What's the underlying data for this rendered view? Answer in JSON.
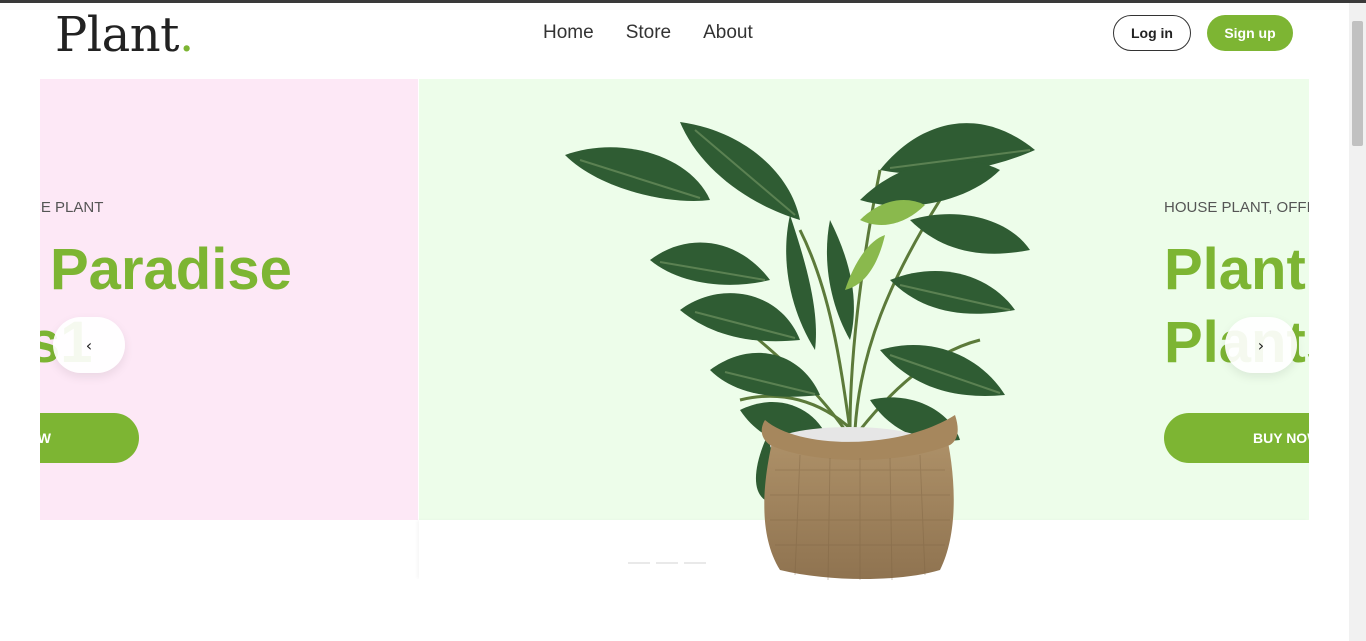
{
  "header": {
    "logo_text": "Plant",
    "logo_dot": ".",
    "nav": [
      {
        "label": "Home"
      },
      {
        "label": "Store"
      },
      {
        "label": "About"
      }
    ],
    "login_label": "Log in",
    "signup_label": "Sign up"
  },
  "slides": {
    "left": {
      "eyebrow": "CE PLANT",
      "title_line1": "Paradise",
      "title_line2": "s1",
      "button_label": "W"
    },
    "right": {
      "eyebrow": "HOUSE PLANT, OFFIC",
      "title_line1": "Plant",
      "title_line2": "Plants",
      "button_label": "BUY NOW"
    }
  },
  "controls": {
    "prev_icon": "chevron-left-icon",
    "next_icon": "chevron-right-icon",
    "prev_glyph": "‹",
    "next_glyph": "›"
  },
  "colors": {
    "accent": "#7db533",
    "left_slide_bg": "#fde8f6",
    "center_slide_bg": "#edfdea"
  }
}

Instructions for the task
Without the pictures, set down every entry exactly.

Answer space
What's the underlying data for this rendered view? Answer in JSON.
{
  "header": {
    "logo_text": "Plant",
    "logo_dot": ".",
    "nav": [
      {
        "label": "Home"
      },
      {
        "label": "Store"
      },
      {
        "label": "About"
      }
    ],
    "login_label": "Log in",
    "signup_label": "Sign up"
  },
  "slides": {
    "left": {
      "eyebrow": "CE PLANT",
      "title_line1": "Paradise",
      "title_line2": "s1",
      "button_label": "W"
    },
    "right": {
      "eyebrow": "HOUSE PLANT, OFFIC",
      "title_line1": "Plant",
      "title_line2": "Plants",
      "button_label": "BUY NOW"
    }
  },
  "controls": {
    "prev_icon": "chevron-left-icon",
    "next_icon": "chevron-right-icon",
    "prev_glyph": "‹",
    "next_glyph": "›"
  },
  "colors": {
    "accent": "#7db533",
    "left_slide_bg": "#fde8f6",
    "center_slide_bg": "#edfdea"
  }
}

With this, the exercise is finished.